“The independent supermarket industry plays a crucial role in America’s economy, creating nearly one million jobs across the nation. NGA members are proud to be an employer of choice in their communities, offering stable, reliable jobs and opportunities for career advancement, but unfortunately this rule will negatively affect many store associates, particularly those who are just entering into management positions within a company. Despite submitting extensive comments and meeting with the Office of Management and Budget (OMB) to outline our concerns with this rule, the administration unfortunately proceeded with finalizing a “one-size-fits-all” rule that will significantly impact the independent supermarket industry and local communities in which independents serve. NGA will continue to push for a legislative solution that will ease the burden on independent supermarket operators, and ultimately their employees,” said Peter J. Larkin, NGA president and CEO.
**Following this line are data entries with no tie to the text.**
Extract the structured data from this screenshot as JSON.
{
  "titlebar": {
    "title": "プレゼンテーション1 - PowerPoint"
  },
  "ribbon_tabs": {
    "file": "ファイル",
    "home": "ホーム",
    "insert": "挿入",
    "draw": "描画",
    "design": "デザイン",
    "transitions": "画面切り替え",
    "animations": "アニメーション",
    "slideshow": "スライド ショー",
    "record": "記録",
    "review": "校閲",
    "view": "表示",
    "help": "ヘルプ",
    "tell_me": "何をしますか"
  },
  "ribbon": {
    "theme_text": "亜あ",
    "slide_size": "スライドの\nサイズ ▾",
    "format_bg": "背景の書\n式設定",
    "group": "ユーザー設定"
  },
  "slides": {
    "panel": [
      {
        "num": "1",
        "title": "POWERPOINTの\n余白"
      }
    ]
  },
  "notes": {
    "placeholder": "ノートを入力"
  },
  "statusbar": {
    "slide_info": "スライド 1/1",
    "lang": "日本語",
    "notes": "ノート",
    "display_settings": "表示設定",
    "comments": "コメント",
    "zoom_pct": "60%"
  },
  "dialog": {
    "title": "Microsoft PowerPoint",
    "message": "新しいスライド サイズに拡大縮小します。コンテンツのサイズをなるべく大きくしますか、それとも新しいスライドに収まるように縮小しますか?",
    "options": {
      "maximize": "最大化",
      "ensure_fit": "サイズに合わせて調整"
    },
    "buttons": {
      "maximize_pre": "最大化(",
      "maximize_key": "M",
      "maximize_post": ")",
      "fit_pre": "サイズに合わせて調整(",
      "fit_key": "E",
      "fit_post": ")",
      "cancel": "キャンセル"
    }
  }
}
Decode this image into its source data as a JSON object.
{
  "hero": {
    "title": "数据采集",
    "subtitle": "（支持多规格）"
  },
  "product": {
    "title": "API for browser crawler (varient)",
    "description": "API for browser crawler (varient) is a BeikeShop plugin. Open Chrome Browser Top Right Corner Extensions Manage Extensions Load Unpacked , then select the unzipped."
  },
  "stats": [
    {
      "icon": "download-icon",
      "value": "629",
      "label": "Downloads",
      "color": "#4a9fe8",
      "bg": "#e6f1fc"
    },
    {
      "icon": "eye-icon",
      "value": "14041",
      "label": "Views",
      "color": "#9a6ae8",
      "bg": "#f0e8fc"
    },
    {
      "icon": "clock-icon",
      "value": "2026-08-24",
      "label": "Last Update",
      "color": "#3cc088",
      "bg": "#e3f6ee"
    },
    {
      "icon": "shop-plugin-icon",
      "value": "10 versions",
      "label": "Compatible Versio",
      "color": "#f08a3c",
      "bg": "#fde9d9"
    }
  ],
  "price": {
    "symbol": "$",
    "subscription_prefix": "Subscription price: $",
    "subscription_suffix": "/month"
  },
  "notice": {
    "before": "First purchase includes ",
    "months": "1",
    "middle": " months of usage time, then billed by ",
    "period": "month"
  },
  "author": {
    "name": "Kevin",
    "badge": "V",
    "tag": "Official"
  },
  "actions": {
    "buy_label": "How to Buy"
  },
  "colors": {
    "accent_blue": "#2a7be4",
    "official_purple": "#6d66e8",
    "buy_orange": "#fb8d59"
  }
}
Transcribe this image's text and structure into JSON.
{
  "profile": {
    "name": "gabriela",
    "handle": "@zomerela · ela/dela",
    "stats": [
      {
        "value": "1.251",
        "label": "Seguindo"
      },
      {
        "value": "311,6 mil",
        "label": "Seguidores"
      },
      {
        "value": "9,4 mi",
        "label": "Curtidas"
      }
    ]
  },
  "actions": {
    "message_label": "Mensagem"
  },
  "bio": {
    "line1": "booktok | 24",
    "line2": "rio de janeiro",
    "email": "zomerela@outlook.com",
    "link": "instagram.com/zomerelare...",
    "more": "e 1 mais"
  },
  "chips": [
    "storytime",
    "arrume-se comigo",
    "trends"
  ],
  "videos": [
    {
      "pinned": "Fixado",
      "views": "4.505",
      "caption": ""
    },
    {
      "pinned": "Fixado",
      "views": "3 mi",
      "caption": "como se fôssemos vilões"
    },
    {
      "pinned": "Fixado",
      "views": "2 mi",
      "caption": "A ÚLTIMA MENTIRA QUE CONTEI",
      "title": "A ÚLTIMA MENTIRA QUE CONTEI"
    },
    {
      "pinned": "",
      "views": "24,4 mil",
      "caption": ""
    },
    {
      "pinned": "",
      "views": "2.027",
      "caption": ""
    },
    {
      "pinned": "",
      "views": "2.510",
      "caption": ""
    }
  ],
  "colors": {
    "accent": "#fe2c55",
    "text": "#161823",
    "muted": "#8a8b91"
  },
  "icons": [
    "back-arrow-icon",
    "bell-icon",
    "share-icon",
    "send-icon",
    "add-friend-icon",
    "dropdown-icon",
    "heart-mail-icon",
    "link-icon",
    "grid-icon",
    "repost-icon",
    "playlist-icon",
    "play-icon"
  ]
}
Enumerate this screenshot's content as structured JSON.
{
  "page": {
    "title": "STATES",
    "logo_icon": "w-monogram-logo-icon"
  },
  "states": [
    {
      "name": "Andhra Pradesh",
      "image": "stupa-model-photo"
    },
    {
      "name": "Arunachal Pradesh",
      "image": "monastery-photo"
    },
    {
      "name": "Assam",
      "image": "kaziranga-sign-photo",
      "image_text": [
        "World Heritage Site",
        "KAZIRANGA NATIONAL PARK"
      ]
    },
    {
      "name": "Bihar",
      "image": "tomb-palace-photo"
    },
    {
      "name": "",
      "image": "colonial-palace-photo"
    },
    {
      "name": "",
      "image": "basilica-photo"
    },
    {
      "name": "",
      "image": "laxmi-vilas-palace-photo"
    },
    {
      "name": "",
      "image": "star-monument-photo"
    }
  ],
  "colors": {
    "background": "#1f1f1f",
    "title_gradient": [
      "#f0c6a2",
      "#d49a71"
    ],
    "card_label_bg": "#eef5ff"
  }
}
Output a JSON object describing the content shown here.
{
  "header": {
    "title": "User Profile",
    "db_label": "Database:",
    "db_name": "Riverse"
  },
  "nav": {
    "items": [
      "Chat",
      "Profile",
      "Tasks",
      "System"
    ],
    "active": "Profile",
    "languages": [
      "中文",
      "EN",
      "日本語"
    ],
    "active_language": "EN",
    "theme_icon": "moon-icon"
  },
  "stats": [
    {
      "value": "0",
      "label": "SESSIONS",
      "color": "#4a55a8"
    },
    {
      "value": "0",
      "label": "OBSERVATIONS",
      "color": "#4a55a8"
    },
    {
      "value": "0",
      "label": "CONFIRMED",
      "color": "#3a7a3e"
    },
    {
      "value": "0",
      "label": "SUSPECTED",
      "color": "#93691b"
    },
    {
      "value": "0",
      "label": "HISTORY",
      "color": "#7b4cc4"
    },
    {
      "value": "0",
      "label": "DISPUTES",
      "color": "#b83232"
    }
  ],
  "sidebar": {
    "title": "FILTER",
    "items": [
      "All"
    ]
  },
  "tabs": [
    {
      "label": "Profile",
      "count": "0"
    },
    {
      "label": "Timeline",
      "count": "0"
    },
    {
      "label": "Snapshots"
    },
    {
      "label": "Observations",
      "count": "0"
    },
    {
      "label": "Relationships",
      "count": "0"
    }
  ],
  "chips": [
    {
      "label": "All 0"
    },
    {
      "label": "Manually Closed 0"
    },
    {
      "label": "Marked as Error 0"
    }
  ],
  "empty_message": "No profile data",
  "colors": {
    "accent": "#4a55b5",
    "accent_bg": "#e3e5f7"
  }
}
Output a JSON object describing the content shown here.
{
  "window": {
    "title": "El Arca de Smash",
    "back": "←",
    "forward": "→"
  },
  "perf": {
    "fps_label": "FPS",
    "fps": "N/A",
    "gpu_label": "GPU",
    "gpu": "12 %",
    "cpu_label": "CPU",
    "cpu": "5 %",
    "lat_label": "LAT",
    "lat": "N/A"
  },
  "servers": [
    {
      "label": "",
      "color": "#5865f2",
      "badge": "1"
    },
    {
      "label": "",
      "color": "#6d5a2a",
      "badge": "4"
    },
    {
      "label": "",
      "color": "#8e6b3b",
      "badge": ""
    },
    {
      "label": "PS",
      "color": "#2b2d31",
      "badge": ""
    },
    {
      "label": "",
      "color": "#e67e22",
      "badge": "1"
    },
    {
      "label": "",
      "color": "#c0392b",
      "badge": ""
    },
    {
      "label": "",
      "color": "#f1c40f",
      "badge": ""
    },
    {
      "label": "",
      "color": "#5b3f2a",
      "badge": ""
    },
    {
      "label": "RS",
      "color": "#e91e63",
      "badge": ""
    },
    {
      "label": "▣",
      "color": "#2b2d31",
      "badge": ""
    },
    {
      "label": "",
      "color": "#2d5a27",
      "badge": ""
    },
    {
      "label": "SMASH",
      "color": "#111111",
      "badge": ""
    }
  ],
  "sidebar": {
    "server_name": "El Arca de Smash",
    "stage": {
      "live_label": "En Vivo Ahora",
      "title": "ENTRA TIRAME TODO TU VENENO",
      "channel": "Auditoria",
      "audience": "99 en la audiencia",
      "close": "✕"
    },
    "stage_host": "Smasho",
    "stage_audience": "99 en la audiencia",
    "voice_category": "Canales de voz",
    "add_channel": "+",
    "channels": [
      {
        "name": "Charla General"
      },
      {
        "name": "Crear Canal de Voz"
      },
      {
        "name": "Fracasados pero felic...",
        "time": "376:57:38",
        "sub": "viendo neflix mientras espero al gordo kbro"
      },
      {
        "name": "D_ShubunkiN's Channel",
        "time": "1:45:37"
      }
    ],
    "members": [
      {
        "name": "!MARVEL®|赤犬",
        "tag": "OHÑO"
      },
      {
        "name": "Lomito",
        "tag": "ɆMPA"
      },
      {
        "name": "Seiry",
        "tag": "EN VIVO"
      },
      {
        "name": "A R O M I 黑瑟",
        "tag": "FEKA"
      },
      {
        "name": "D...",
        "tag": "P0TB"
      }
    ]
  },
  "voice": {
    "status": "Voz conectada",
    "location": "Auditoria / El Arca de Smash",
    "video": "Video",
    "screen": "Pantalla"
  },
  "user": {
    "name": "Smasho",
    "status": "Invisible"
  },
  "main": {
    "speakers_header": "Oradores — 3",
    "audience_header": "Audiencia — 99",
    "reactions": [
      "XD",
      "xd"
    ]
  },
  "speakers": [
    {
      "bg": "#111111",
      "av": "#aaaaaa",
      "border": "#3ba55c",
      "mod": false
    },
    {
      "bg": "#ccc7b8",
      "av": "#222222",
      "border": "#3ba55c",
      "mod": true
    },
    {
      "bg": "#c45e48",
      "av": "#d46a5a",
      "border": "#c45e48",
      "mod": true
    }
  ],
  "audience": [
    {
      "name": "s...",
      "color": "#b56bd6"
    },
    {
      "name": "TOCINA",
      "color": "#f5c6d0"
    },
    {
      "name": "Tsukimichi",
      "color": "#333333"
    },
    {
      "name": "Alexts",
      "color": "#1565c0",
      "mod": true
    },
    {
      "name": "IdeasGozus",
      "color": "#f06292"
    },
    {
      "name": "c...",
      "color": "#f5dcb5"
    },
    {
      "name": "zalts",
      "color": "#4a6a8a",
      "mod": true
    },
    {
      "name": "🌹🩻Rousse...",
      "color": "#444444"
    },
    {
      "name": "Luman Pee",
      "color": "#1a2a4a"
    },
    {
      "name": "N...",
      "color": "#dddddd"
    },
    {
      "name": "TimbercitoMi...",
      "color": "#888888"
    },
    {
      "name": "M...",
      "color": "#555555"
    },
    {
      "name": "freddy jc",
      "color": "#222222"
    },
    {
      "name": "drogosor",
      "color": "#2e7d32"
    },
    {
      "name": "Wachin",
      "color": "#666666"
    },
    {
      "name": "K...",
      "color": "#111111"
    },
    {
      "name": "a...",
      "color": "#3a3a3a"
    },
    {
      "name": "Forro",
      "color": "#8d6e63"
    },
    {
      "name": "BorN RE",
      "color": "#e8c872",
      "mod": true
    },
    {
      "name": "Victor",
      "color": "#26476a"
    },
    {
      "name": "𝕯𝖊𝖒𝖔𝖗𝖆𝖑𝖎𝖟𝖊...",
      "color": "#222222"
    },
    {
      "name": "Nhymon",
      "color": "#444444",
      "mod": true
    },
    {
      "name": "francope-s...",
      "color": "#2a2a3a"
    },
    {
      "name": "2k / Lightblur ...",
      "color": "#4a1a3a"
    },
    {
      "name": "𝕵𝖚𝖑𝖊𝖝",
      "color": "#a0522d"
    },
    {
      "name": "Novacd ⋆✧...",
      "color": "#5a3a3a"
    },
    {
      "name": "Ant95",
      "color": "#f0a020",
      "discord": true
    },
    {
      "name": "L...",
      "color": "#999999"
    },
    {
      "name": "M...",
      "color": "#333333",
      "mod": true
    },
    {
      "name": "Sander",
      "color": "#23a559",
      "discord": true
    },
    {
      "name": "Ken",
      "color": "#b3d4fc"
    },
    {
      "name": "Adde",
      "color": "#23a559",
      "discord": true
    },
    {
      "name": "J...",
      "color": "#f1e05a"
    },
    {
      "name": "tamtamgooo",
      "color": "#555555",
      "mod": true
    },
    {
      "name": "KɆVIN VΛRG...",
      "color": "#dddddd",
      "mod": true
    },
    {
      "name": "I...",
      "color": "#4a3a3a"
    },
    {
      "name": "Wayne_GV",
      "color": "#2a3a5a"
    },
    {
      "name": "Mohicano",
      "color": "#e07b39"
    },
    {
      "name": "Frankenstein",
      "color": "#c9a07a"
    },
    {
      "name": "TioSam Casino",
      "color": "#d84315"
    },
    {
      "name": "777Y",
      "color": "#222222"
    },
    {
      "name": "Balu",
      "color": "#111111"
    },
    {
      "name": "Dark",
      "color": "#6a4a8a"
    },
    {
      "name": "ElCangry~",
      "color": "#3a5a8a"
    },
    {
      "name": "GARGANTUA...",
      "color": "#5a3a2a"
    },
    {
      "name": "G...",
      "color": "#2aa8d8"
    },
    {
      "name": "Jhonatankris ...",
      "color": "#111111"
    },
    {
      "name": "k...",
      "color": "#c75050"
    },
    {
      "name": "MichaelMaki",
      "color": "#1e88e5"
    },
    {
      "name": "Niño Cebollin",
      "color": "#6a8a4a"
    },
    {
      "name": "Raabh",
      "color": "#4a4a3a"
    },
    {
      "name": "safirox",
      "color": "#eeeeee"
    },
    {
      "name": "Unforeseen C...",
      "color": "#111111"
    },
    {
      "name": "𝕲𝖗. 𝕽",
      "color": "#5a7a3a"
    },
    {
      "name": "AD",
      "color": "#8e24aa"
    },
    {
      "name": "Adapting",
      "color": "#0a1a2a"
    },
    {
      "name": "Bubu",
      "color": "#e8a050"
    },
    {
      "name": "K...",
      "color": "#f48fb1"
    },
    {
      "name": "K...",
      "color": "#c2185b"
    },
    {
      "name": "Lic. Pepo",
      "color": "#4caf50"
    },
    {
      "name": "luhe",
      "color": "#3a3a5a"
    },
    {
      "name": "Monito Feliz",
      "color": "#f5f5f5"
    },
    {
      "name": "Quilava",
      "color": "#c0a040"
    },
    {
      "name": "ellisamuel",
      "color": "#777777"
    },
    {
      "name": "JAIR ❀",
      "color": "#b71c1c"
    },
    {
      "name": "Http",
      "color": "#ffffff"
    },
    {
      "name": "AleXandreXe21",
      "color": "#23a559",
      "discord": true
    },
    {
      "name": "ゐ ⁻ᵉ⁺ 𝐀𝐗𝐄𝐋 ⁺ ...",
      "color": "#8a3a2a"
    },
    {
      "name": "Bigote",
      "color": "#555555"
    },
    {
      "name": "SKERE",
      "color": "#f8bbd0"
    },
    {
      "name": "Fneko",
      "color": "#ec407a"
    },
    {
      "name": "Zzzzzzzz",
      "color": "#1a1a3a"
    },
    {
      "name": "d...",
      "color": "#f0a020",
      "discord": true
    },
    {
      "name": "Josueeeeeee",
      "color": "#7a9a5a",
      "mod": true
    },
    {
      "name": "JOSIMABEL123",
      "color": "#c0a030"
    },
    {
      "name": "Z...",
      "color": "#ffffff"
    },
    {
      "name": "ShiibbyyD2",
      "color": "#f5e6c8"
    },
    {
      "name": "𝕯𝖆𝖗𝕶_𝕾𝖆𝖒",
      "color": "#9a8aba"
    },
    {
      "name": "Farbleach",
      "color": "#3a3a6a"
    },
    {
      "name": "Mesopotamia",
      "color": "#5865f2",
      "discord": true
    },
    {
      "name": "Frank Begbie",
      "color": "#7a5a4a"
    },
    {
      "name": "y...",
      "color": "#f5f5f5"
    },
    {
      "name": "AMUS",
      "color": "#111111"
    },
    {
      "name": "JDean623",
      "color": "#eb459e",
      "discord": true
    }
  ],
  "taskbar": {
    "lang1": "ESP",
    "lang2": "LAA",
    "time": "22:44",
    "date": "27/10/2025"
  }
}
NGA’s Labor and Employment counsel Kara M. Maciel, Conn Maciel Carey PLLC said, “NGA advocated strongly against the final rule by submitting public comments to the Department of Labor in September 2015 and making a presentation to the Office of Management and Budget in May 2016. NGA argued that doubling the salary threshold would have dramatic consequences for independent grocers, especially given the narrow profit margin in a very competitive market. Through our advocacy, we explained that the salary increase would negatively impact grocers, their employees, and the communities where independent retailers operate. We were pleased to see as a result of our advocacy, the DOL reject the automatic annual increases, instead giving employers a three year reprieve before the salary threshold rises again. In addition, NGA told the OMB that grocers needed at least 12 months to implement the rule in order to take the time to do it right and avoid costly mistakes that could lead to employee confusion and operational disarray. We are disappointed that the DOL has only provided a six month implementation window.”